Many bilingual children with IEPs are not receiving services

On Behalf of | May 23, 2023 | Education Law |

There are more bilingual children in New York City schools this school year than in years past, and some of these children need special education services because they are not fluent in English.

Speaking English and being literate in English is a necessity in many aspects of U.S. society, so bilingual students must receive the support they need to obtain fluency.  Unfortunately, many of these children are not receiving the services they are entitled to.

Bilingual children’s IEPs not being followed

As of the end of the 2021-2022 school year, 36% of children in New York City were designated to receive bilingual special education services this school year. This included services such as being taught by a bilingual educator, small group instruction outside the classroom and a proper student-teacher ratio.

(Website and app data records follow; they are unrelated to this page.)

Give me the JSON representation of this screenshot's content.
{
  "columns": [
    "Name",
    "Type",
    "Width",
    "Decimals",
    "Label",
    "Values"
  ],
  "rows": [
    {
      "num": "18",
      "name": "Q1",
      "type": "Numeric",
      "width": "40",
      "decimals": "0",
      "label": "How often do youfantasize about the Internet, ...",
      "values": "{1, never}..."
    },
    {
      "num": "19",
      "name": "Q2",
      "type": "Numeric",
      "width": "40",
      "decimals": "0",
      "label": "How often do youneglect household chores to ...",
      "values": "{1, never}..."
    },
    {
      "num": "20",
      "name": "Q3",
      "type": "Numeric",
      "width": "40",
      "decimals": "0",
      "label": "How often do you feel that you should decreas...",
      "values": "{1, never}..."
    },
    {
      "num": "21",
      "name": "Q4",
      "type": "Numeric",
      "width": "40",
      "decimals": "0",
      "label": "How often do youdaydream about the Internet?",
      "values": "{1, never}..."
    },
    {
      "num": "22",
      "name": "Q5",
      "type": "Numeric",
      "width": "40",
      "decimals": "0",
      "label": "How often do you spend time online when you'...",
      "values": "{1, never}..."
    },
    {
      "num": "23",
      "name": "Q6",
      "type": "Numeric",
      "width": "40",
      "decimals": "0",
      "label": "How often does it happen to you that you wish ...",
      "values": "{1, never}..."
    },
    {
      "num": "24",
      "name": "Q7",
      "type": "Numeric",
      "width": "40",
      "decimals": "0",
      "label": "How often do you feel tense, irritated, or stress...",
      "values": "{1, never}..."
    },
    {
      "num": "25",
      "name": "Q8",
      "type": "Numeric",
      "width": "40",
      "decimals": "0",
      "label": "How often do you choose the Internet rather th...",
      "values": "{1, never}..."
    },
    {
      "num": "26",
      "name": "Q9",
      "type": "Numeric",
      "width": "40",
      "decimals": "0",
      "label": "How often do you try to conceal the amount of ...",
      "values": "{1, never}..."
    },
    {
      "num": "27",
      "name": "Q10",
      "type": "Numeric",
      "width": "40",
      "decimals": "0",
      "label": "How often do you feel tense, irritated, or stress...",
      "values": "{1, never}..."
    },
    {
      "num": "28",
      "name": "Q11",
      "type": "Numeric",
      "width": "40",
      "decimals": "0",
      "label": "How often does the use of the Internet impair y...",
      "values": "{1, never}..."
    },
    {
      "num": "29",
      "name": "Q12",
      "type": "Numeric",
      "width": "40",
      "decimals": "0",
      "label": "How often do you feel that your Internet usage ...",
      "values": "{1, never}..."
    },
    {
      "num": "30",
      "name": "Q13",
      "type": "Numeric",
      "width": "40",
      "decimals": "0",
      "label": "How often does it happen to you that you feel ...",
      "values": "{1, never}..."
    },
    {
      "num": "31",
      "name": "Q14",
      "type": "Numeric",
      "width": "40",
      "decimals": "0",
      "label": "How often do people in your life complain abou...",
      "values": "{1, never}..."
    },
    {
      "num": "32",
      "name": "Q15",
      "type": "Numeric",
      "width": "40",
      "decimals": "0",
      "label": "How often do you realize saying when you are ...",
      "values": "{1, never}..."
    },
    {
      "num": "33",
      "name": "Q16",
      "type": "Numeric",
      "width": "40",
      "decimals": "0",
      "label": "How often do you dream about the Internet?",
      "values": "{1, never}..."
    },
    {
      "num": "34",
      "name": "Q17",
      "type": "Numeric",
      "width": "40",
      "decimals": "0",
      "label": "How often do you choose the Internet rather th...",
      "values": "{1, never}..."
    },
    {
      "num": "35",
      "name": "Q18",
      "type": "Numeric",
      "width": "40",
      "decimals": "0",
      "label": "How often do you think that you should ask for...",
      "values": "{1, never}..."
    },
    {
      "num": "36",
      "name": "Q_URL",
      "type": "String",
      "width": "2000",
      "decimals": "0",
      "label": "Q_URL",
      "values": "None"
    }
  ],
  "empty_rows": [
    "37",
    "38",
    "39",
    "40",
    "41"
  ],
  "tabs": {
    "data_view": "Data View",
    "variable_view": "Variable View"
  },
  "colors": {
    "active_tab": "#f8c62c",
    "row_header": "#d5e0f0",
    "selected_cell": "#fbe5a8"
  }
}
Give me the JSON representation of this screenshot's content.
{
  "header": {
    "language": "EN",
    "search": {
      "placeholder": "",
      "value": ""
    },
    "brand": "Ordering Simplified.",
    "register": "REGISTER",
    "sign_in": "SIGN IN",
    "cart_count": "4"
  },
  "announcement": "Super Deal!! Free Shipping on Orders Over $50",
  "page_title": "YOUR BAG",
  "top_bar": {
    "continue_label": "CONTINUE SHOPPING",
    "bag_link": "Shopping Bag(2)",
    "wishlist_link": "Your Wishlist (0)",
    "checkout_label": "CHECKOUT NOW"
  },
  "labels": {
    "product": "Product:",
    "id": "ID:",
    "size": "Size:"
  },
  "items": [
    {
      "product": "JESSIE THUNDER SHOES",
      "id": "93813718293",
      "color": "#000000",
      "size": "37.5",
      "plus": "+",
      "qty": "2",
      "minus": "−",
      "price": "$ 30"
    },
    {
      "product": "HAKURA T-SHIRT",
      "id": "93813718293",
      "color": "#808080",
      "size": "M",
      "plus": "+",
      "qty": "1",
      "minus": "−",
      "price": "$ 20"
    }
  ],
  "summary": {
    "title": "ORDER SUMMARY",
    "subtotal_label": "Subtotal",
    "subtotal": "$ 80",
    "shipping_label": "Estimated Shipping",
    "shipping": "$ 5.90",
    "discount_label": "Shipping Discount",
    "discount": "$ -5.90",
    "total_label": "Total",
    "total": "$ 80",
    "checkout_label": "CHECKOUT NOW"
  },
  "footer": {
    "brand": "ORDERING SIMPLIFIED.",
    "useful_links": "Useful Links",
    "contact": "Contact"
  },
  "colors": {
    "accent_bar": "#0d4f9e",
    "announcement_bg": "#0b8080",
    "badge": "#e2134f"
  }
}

However, of the children entitled to bilingual special education, almost two-thirds did not receive the services they were entitled to under their individualized education program (IEP). To put the matter into perspective, 88% of children with IEPs in New York City schools did receive the services they were entitled to under their IEP.

Why the failure to meet IEPs?

A variety of reasons are cited for the schools’ failures to meet bilingual students’ IEPs. For example, now that the pandemic has ended more bilingual students have re-entered the school system.

In addition, an increase in asylum seekers has meant more non-English speaking students have entered the public school system. Also, parents who are not fluent in English may not understand their rights as explained in English or written in their child’s IEPs.

Still, New York City schools are responsible for satisfying the IEPs of all students in need of special education, including bilingual students. This ongoing failure to meet the IEPs of bilingual students in New York City deserves attention, and parents should be aware of their rights should their child’s IEP not be followed.